___ Entries provided ___

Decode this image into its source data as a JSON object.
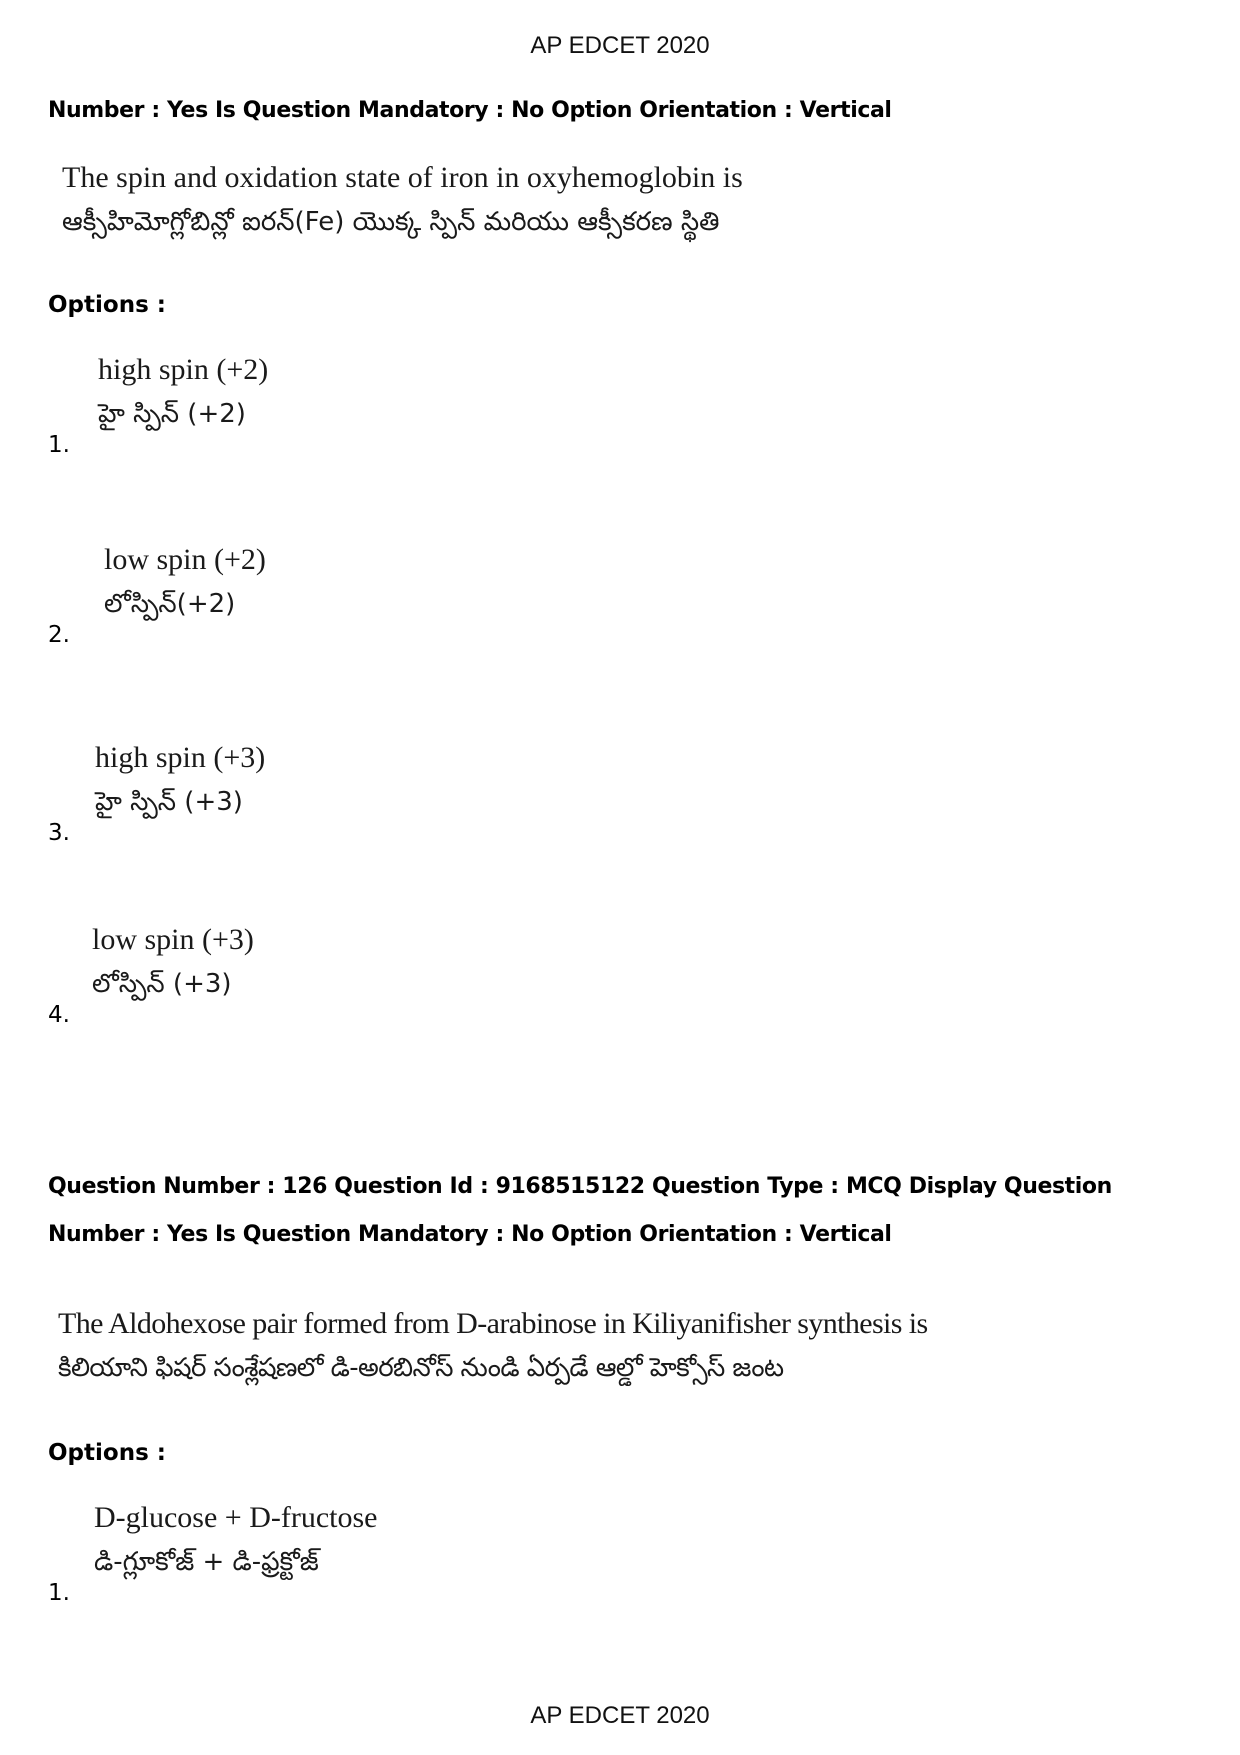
{
  "header": {
    "title": "AP EDCET 2020"
  },
  "footer": {
    "title": "AP EDCET 2020"
  },
  "question_125": {
    "meta_line_2": "Number : Yes Is Question Mandatory : No Option Orientation : Vertical",
    "text_en": "The spin and oxidation state of iron in oxyhemoglobin is",
    "text_te": "ఆక్సీహిమోగ్లోబిన్లో ఐరన్(Fe) యొక్క స్పిన్ మరియు ఆక్సీకరణ స్థితి",
    "options_label": "Options :",
    "options": [
      {
        "number": "1.",
        "en": "high spin (+2)",
        "te": "హై స్పిన్ (+2)"
      },
      {
        "number": "2.",
        "en": "low spin (+2)",
        "te": "లోస్పిన్(+2)"
      },
      {
        "number": "3.",
        "en": "high spin (+3)",
        "te": "హై స్పిన్ (+3)"
      },
      {
        "number": "4.",
        "en": "low spin (+3)",
        "te": "లోస్పిన్ (+3)"
      }
    ]
  },
  "question_126": {
    "meta_line_1": "Question Number : 126 Question Id : 9168515122 Question Type : MCQ Display Question",
    "meta_line_2": "Number : Yes Is Question Mandatory : No Option Orientation : Vertical",
    "text_en": "The Aldohexose  pair formed from D-arabinose in Kiliyanifisher synthesis is",
    "text_te": "కిలియాని ఫిషర్ సంశ్లేషణలో డి-అరబినోస్ నుండి ఏర్పడే ఆల్డో హెక్సోస్ జంట",
    "options_label": "Options :",
    "options": [
      {
        "number": "1.",
        "en": "D-glucose + D-fructose",
        "te": "డి-గ్లూకోజ్ + డి-ఫ్రక్టోజ్"
      }
    ]
  }
}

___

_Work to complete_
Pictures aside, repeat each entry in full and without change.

_Output of the task_
Decode this image into its source data as a JSON object.
{
  "header": {
    "title": "AP EDCET 2020"
  },
  "footer": {
    "title": "AP EDCET 2020"
  },
  "question_125": {
    "meta_line_2": "Number : Yes Is Question Mandatory : No Option Orientation : Vertical",
    "text_en": "The spin and oxidation state of iron in oxyhemoglobin is",
    "text_te": "ఆక్సీహిమోగ్లోబిన్లో ఐరన్(Fe) యొక్క స్పిన్ మరియు ఆక్సీకరణ స్థితి",
    "options_label": "Options :",
    "options": [
      {
        "number": "1.",
        "en": "high spin (+2)",
        "te": "హై స్పిన్ (+2)"
      },
      {
        "number": "2.",
        "en": "low spin (+2)",
        "te": "లోస్పిన్(+2)"
      },
      {
        "number": "3.",
        "en": "high spin (+3)",
        "te": "హై స్పిన్ (+3)"
      },
      {
        "number": "4.",
        "en": "low spin (+3)",
        "te": "లోస్పిన్ (+3)"
      }
    ]
  },
  "question_126": {
    "meta_line_1": "Question Number : 126 Question Id : 9168515122 Question Type : MCQ Display Question",
    "meta_line_2": "Number : Yes Is Question Mandatory : No Option Orientation : Vertical",
    "text_en": "The Aldohexose  pair formed from D-arabinose in Kiliyanifisher synthesis is",
    "text_te": "కిలియాని ఫిషర్ సంశ్లేషణలో డి-అరబినోస్ నుండి ఏర్పడే ఆల్డో హెక్సోస్ జంట",
    "options_label": "Options :",
    "options": [
      {
        "number": "1.",
        "en": "D-glucose + D-fructose",
        "te": "డి-గ్లూకోజ్ + డి-ఫ్రక్టోజ్"
      }
    ]
  }
}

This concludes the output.